The exhibition is called Waste Age. It focuses on the relationship between the consumerism that is inherent in many product designs as well as the throw-away culture that some design styles promote. Given that Waste Age is, itself, a temporary show, the Design Museum thought that it would be a good idea to better understand how much of an environmental impact it has. Justin McGuirk, the Design Museum’s chief curator, admitted that while museum shows can have a great deal of cultural value, they can also be extremely wasteful. He said this was especially so if they involve building temporary walls out of plasterboard and using displays that have been fashioned from MDF since these materials then to ‘get chucked in a skip’ after the exhibition closes.

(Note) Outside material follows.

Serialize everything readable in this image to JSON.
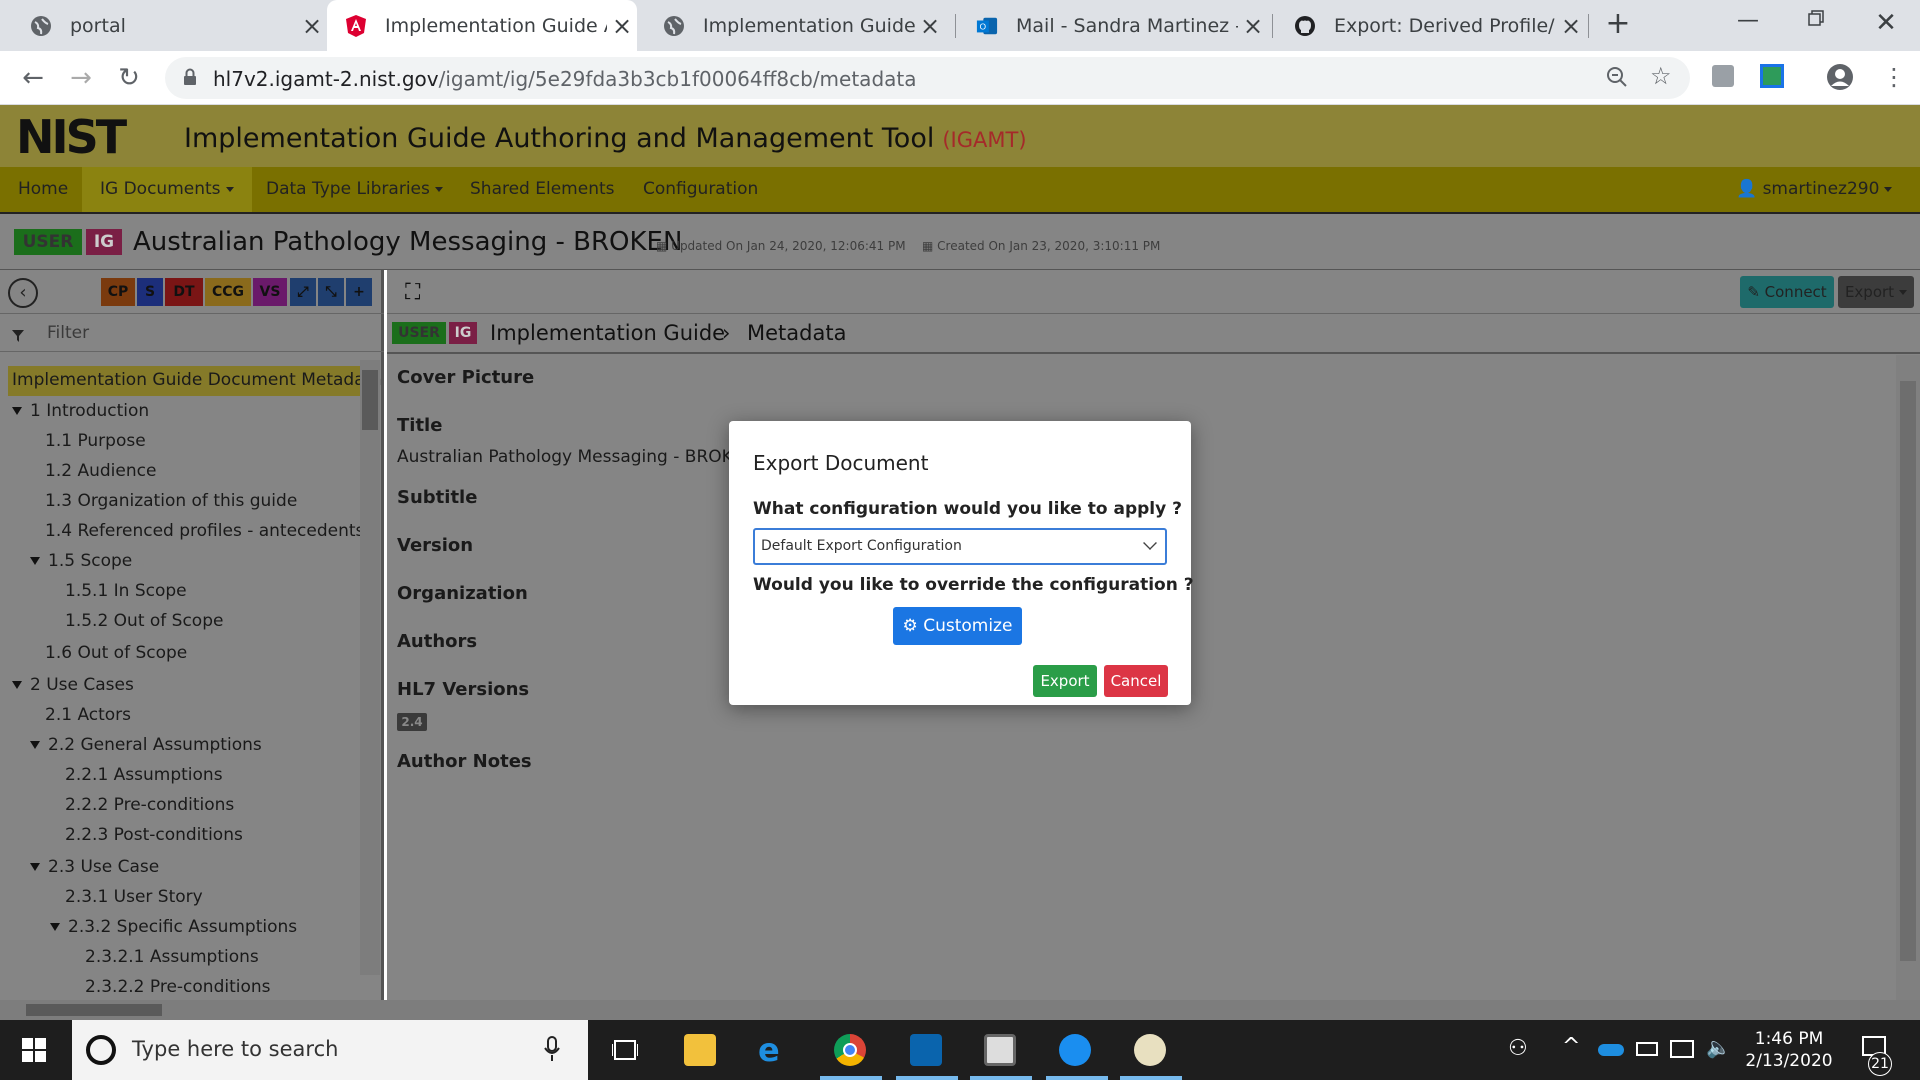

In fact, according to URGE’s audit, the Design Museum’s exhibition might have had a much larger carbon footprint were it not for some significant mitigating factors. According to one of the report’s co-authors, Sophie Thomas, a large part of the lower than expected carbon level was down to the renewable energy that the museum uses at its site in Kensington. The Design Museum relocated to its current premises in 2017 and, at that time, took the decision to switch to renewable sources of energy supply. Currently, the report estimates that the carbon emitted into the atmosphere from energy consumption alone would be almost twenty times greater than would otherwise be without that change.
According to the report, around 10 per cent of the carbon footprint associated with the exhibition came from digital communications. External servers were needed to exchange in the region of 11,000 emails and about 11 gigabytes of data while the show was in its planning and implementation stages. Accordingly, URGE reckons that Waste Age’s digital communications carbon footprint accounted for around a tonne of carbon dioxide.

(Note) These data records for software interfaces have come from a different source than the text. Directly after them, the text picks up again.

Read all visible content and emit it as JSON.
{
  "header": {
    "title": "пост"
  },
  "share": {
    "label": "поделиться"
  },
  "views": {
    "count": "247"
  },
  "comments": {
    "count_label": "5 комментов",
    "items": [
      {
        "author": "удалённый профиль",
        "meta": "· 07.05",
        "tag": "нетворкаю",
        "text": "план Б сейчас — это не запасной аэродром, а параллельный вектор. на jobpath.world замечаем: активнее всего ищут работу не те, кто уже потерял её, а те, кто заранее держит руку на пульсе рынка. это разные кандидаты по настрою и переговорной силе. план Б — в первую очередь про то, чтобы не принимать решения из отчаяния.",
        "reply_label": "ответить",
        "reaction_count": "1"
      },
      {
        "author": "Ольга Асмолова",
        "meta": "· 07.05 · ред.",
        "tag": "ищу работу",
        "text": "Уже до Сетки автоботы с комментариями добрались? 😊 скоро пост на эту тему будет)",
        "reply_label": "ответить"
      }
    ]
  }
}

URGE also recognised that the Design Museum had reused as much material as it could feasibly do from previous exhibitions. Where new materials were needed, the curators sought to use ones with a low impact on the environment. Some could be reused at a later date while others could biodegrade without causing an upturn in the show’s carbon usage. As an example, URGE cited the use of modular display plinths that had been used previously for another show. Another good practice that was pointed out was the use of bricks, stacked on top of one another. These were simply hired to create a temporary wall. They will be returned to their supplier once Waste Age has run its course.

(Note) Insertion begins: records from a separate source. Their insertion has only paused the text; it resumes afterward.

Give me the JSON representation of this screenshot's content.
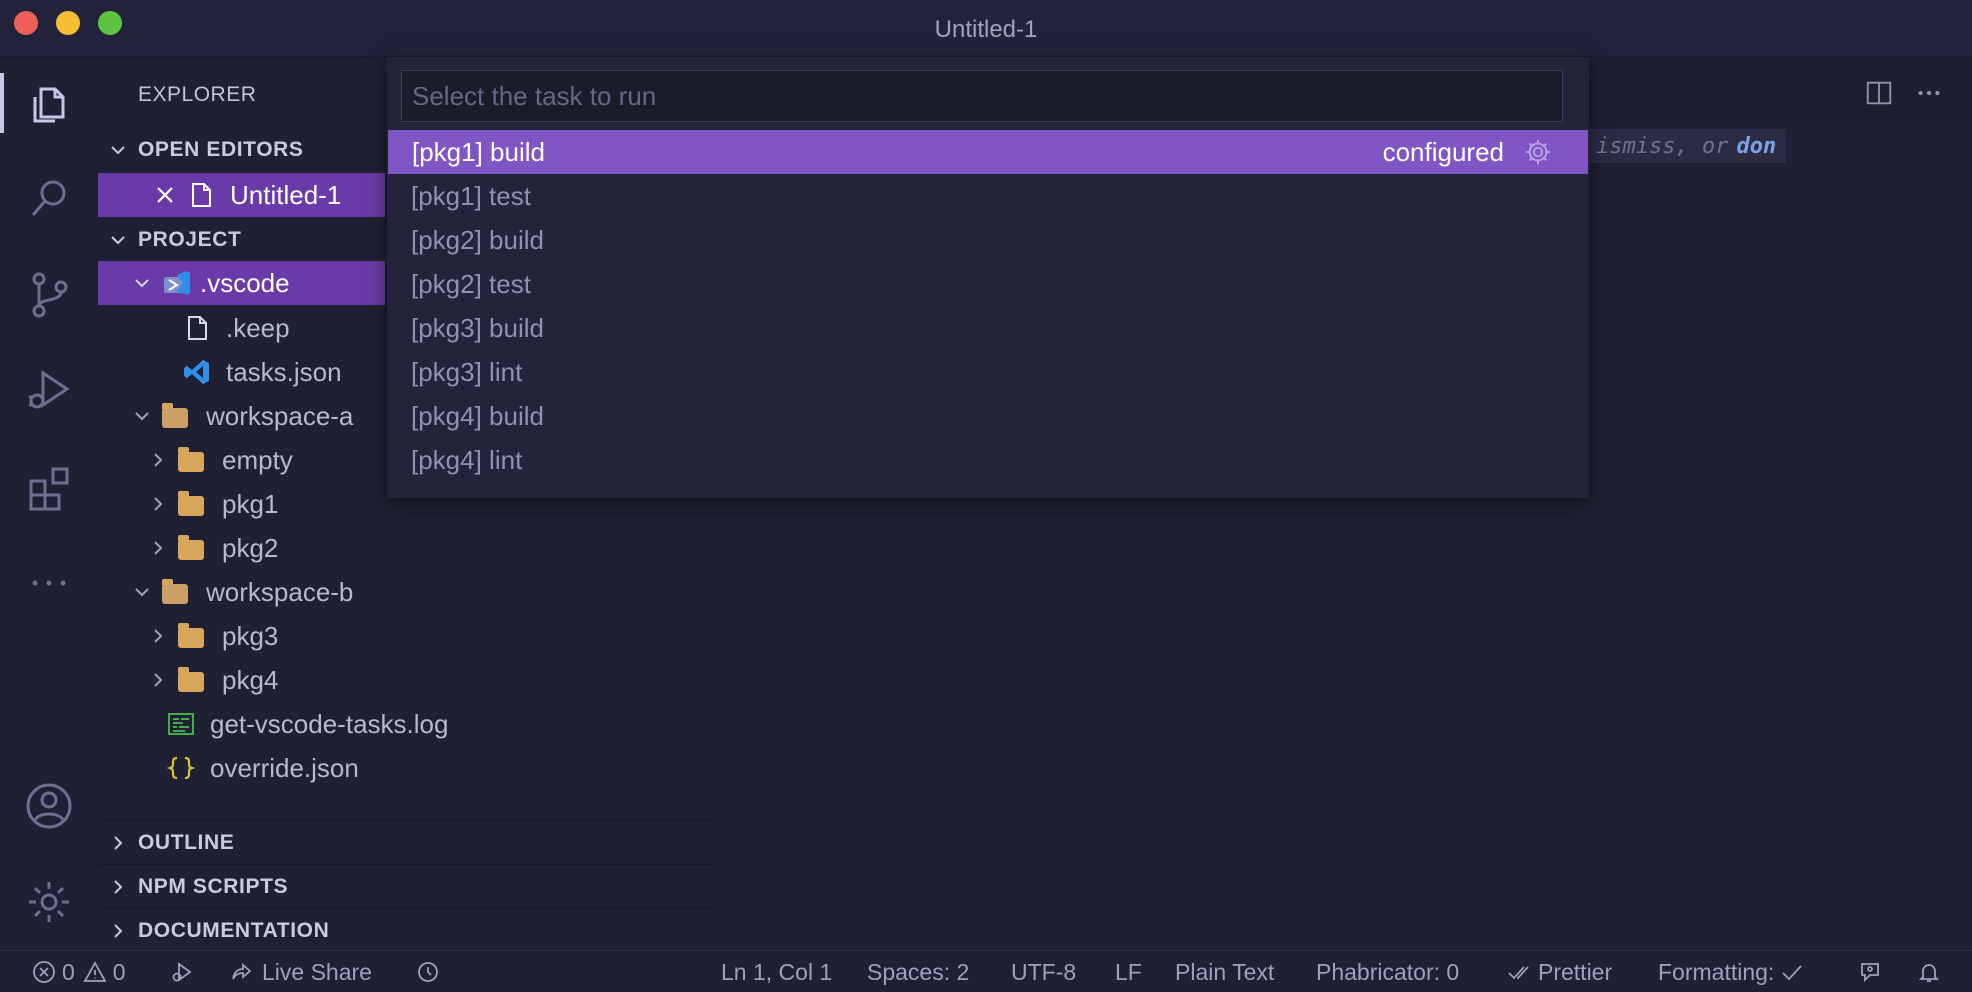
{
  "window": {
    "title": "Untitled-1"
  },
  "sidebar": {
    "header": "EXPLORER",
    "open_editors": {
      "label": "OPEN EDITORS",
      "items": [
        {
          "label": "Untitled-1"
        }
      ]
    },
    "project": {
      "label": "PROJECT",
      "tree": [
        {
          "label": ".vscode"
        },
        {
          "label": ".keep"
        },
        {
          "label": "tasks.json"
        },
        {
          "label": "workspace-a"
        },
        {
          "label": "empty"
        },
        {
          "label": "pkg1"
        },
        {
          "label": "pkg2"
        },
        {
          "label": "workspace-b"
        },
        {
          "label": "pkg3"
        },
        {
          "label": "pkg4"
        },
        {
          "label": "get-vscode-tasks.log"
        },
        {
          "label": "override.json"
        }
      ]
    },
    "bottom_sections": [
      "OUTLINE",
      "NPM SCRIPTS",
      "DOCUMENTATION"
    ]
  },
  "editor": {
    "ghost_text": "ismiss, or",
    "ghost_text_bold": "don"
  },
  "quick_pick": {
    "placeholder": "Select the task to run",
    "value": "",
    "items": [
      {
        "label": "[pkg1] build",
        "description": "configured",
        "active": true
      },
      {
        "label": "[pkg1] test"
      },
      {
        "label": "[pkg2] build"
      },
      {
        "label": "[pkg2] test"
      },
      {
        "label": "[pkg3] build"
      },
      {
        "label": "[pkg3] lint"
      },
      {
        "label": "[pkg4] build"
      },
      {
        "label": "[pkg4] lint"
      }
    ]
  },
  "statusbar": {
    "errors": "0",
    "warnings": "0",
    "live_share": "Live Share",
    "position": "Ln 1, Col 1",
    "spaces": "Spaces: 2",
    "encoding": "UTF-8",
    "eol": "LF",
    "language": "Plain Text",
    "phabricator": "Phabricator: 0",
    "prettier": "Prettier",
    "formatting": "Formatting:"
  },
  "colors": {
    "selection": "#6a3ba8",
    "quickpick_active": "#7f56c4",
    "background": "#1f2033",
    "folder": "#d9a55a"
  }
}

A Report For Change
“This was the first carbon footprint report written for the Design Museum,” said Sophie Thomas of URGE. Thomas said that her team normally went back and assessed as much historical information as they could, particularly focussing on electrical consumption, to help institutions in the museum sector assess their environmental impacts. However, she also said that nothing like this report had been prepared before, in particular assessing the carbon footprint associated with a single show. “[At the moment]… we don’t really have anything to compare it with from other museums,” she said. Speaking on behalf of the museum, McGuirk said that the report would help to make future exhibitions more sustainable. “It has forced us to think about the way we do things,” he said.
About the author – Manuel Charr
Manuel Charr is a journalist working in the arts and cultural sectors. With a background in marketing, Manuel is drawn to arts organizations which are prepared to try inventive ways to reach new audiences.